Listed records
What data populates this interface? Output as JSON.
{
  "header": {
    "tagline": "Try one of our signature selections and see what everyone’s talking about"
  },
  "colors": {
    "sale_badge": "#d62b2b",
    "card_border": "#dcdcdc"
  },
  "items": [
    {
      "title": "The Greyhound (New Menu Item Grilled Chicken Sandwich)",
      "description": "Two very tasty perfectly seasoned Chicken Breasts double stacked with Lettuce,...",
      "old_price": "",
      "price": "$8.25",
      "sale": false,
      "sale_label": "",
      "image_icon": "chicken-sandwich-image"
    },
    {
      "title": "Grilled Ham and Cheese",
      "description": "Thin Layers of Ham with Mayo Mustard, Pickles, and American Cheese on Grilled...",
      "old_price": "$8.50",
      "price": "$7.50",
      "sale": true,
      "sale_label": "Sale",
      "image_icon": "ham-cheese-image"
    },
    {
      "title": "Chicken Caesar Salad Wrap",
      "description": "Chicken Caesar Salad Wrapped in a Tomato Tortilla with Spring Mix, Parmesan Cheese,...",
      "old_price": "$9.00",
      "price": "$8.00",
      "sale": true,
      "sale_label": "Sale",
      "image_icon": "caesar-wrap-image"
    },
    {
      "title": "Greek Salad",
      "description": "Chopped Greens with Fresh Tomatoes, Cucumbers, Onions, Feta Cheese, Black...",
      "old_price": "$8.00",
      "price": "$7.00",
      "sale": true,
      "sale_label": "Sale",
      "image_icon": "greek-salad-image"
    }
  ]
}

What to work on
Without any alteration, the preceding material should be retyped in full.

Your response
What data populates this interface? Output as JSON.
{
  "header": {
    "tagline": "Try one of our signature selections and see what everyone’s talking about"
  },
  "colors": {
    "sale_badge": "#d62b2b",
    "card_border": "#dcdcdc"
  },
  "items": [
    {
      "title": "The Greyhound (New Menu Item Grilled Chicken Sandwich)",
      "description": "Two very tasty perfectly seasoned Chicken Breasts double stacked with Lettuce,...",
      "old_price": "",
      "price": "$8.25",
      "sale": false,
      "sale_label": "",
      "image_icon": "chicken-sandwich-image"
    },
    {
      "title": "Grilled Ham and Cheese",
      "description": "Thin Layers of Ham with Mayo Mustard, Pickles, and American Cheese on Grilled...",
      "old_price": "$8.50",
      "price": "$7.50",
      "sale": true,
      "sale_label": "Sale",
      "image_icon": "ham-cheese-image"
    },
    {
      "title": "Chicken Caesar Salad Wrap",
      "description": "Chicken Caesar Salad Wrapped in a Tomato Tortilla with Spring Mix, Parmesan Cheese,...",
      "old_price": "$9.00",
      "price": "$8.00",
      "sale": true,
      "sale_label": "Sale",
      "image_icon": "caesar-wrap-image"
    },
    {
      "title": "Greek Salad",
      "description": "Chopped Greens with Fresh Tomatoes, Cucumbers, Onions, Feta Cheese, Black...",
      "old_price": "$8.00",
      "price": "$7.00",
      "sale": true,
      "sale_label": "Sale",
      "image_icon": "greek-salad-image"
    }
  ]
}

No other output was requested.